START EXERCISE MATERIALS

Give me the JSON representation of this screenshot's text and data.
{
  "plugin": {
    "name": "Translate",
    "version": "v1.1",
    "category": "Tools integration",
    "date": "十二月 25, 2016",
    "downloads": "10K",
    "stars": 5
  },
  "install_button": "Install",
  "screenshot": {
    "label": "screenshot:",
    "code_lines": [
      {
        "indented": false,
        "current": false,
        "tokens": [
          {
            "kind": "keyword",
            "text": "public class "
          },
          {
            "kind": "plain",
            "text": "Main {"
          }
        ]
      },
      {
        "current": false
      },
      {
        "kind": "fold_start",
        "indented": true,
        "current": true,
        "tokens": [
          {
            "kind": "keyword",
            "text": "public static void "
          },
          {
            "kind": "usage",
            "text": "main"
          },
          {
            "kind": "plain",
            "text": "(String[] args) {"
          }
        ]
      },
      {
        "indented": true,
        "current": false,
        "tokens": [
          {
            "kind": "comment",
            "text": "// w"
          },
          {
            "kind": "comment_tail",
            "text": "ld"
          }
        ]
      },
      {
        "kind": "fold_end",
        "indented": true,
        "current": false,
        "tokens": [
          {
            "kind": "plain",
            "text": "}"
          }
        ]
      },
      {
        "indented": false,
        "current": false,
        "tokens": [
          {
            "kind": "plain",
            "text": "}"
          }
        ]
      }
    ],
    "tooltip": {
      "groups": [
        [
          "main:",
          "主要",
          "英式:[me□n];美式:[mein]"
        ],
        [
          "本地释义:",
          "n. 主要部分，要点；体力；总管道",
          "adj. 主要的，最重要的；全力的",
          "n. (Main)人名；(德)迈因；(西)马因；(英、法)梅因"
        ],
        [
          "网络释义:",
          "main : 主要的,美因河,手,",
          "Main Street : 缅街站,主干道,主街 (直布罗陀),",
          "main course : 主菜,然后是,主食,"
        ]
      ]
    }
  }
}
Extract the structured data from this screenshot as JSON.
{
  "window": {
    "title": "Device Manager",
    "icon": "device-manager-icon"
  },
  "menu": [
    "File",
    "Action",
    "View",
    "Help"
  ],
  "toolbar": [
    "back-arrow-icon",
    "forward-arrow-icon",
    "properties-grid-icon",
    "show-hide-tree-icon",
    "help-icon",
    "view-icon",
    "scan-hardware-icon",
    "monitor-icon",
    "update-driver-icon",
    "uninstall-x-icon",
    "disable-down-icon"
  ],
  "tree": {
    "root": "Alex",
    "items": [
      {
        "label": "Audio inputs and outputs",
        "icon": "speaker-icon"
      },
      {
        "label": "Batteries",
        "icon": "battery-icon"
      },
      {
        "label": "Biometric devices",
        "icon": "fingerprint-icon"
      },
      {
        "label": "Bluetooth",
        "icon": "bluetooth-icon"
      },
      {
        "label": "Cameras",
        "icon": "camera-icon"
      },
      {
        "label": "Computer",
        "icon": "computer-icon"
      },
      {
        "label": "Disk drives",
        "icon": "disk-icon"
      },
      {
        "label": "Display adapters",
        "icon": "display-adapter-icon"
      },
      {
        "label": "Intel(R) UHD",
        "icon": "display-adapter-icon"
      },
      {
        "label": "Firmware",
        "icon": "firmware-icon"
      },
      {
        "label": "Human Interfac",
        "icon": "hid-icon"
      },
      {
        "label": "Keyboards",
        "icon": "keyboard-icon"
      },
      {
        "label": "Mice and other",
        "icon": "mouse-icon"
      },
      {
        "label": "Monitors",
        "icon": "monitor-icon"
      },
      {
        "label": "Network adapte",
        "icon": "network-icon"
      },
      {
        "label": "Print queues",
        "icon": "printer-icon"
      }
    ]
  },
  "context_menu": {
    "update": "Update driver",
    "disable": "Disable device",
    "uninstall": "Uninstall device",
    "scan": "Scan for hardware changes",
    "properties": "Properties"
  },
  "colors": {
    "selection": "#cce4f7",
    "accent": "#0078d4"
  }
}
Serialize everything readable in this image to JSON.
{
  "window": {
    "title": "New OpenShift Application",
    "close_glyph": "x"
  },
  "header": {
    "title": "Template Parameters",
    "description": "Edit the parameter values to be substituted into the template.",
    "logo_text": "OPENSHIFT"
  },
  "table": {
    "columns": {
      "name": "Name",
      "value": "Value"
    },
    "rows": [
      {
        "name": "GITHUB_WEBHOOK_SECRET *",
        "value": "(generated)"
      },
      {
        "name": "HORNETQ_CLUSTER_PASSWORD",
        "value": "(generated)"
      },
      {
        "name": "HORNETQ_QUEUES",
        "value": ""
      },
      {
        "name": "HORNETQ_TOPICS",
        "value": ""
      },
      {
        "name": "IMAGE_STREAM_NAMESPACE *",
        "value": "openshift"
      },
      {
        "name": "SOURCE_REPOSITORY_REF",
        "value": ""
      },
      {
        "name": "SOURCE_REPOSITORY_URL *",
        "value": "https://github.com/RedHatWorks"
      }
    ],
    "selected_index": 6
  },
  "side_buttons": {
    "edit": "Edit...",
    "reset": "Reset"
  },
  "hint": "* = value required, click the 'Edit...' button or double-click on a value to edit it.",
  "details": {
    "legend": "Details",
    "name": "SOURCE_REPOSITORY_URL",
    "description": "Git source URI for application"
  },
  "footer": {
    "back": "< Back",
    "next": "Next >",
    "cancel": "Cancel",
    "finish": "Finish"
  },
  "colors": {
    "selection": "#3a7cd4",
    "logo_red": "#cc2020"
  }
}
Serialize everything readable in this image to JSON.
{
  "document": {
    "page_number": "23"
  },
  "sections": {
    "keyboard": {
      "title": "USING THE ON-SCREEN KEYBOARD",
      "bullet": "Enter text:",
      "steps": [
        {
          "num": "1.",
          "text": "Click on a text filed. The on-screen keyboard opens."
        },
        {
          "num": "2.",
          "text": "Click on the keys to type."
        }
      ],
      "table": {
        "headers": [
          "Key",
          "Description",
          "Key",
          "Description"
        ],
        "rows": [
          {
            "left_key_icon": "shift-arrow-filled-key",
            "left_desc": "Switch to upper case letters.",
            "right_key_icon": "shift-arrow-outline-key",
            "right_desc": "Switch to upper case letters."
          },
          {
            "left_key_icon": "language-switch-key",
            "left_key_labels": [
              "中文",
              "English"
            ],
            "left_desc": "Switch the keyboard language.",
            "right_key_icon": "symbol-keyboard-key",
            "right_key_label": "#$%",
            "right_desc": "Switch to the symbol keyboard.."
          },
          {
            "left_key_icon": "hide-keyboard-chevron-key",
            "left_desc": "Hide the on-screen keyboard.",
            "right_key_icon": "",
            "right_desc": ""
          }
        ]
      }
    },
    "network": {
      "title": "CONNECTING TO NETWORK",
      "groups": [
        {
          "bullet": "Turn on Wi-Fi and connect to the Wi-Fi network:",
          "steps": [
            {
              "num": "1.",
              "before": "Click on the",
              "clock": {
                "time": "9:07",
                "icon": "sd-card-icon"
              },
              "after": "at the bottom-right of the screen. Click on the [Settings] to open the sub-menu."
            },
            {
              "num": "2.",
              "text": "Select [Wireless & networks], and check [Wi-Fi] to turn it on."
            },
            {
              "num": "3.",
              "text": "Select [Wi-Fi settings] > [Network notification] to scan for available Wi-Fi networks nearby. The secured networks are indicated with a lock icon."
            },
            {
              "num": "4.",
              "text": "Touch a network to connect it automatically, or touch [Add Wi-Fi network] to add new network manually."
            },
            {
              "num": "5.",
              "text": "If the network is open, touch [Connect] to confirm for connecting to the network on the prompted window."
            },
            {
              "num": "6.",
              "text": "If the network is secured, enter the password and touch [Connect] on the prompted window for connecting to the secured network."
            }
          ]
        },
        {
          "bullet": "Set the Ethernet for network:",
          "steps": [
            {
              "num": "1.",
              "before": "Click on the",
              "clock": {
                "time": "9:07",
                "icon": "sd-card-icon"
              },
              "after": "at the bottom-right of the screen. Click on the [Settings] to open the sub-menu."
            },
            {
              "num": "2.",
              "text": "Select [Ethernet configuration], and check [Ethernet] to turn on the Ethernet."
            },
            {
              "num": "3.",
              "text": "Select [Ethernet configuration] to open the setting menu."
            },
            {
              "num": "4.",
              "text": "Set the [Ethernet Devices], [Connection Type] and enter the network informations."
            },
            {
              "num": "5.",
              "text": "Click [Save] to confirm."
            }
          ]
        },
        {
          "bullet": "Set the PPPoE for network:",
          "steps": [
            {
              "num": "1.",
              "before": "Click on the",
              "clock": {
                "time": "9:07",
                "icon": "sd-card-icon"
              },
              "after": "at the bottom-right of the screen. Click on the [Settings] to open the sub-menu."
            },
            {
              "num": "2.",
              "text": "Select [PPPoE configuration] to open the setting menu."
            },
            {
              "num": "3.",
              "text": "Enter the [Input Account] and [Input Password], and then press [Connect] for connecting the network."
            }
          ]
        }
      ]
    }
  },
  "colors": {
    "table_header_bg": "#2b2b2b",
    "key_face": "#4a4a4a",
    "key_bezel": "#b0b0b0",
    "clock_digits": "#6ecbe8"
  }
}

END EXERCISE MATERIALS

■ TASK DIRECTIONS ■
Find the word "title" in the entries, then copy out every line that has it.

■ RESPONSE TO THE TASK ■
    "title": "Device Manager",
    "title": "New OpenShift Application",
    "title": "Template Parameters",
      "title": "USING THE ON-SCREEN KEYBOARD",
      "title": "CONNECTING TO NETWORK",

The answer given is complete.